(GOAL OF THE EXERCISE)
Write out every record below exactly, so that nothing differs from what is shown.

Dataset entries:

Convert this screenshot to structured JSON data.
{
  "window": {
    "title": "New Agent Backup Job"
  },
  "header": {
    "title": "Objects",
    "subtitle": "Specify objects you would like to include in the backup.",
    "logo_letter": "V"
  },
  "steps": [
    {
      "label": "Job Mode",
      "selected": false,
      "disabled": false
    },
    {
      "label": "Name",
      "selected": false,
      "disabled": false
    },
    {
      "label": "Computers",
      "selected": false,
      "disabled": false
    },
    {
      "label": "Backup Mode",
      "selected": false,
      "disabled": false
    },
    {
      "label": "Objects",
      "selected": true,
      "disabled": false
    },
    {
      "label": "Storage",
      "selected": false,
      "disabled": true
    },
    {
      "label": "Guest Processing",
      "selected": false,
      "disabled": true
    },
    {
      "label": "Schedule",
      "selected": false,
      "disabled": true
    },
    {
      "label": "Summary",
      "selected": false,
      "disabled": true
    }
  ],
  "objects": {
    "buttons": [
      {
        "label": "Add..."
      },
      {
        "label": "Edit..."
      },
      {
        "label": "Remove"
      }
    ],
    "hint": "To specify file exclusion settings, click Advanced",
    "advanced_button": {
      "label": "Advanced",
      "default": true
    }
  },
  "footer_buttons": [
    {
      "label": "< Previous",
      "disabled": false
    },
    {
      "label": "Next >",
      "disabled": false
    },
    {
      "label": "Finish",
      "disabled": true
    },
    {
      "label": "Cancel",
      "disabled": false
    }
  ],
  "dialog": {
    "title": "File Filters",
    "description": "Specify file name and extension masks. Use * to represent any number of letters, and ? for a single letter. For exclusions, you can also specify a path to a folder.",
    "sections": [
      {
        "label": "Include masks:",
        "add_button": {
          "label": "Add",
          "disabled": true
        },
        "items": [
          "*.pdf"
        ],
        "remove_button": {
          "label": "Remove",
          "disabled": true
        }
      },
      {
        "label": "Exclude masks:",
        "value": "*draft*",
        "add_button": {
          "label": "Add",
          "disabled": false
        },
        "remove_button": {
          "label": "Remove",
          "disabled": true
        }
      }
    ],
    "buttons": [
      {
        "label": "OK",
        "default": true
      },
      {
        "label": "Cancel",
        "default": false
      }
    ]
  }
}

(RESULT)
Convert this screenshot to structured JSON data.
{
  "window": {
    "title": "New Agent Backup Job"
  },
  "header": {
    "title": "Objects",
    "subtitle": "Specify objects you would like to include in the backup.",
    "logo_letter": "V"
  },
  "steps": [
    {
      "label": "Job Mode",
      "selected": false,
      "disabled": false
    },
    {
      "label": "Name",
      "selected": false,
      "disabled": false
    },
    {
      "label": "Computers",
      "selected": false,
      "disabled": false
    },
    {
      "label": "Backup Mode",
      "selected": false,
      "disabled": false
    },
    {
      "label": "Objects",
      "selected": true,
      "disabled": false
    },
    {
      "label": "Storage",
      "selected": false,
      "disabled": true
    },
    {
      "label": "Guest Processing",
      "selected": false,
      "disabled": true
    },
    {
      "label": "Schedule",
      "selected": false,
      "disabled": true
    },
    {
      "label": "Summary",
      "selected": false,
      "disabled": true
    }
  ],
  "objects": {
    "buttons": [
      {
        "label": "Add..."
      },
      {
        "label": "Edit..."
      },
      {
        "label": "Remove"
      }
    ],
    "hint": "To specify file exclusion settings, click Advanced",
    "advanced_button": {
      "label": "Advanced",
      "default": true
    }
  },
  "footer_buttons": [
    {
      "label": "< Previous",
      "disabled": false
    },
    {
      "label": "Next >",
      "disabled": false
    },
    {
      "label": "Finish",
      "disabled": true
    },
    {
      "label": "Cancel",
      "disabled": false
    }
  ],
  "dialog": {
    "title": "File Filters",
    "description": "Specify file name and extension masks. Use * to represent any number of letters, and ? for a single letter. For exclusions, you can also specify a path to a folder.",
    "sections": [
      {
        "label": "Include masks:",
        "add_button": {
          "label": "Add",
          "disabled": true
        },
        "items": [
          "*.pdf"
        ],
        "remove_button": {
          "label": "Remove",
          "disabled": true
        }
      },
      {
        "label": "Exclude masks:",
        "value": "*draft*",
        "add_button": {
          "label": "Add",
          "disabled": false
        },
        "remove_button": {
          "label": "Remove",
          "disabled": true
        }
      }
    ],
    "buttons": [
      {
        "label": "OK",
        "default": true
      },
      {
        "label": "Cancel",
        "default": false
      }
    ]
  }
}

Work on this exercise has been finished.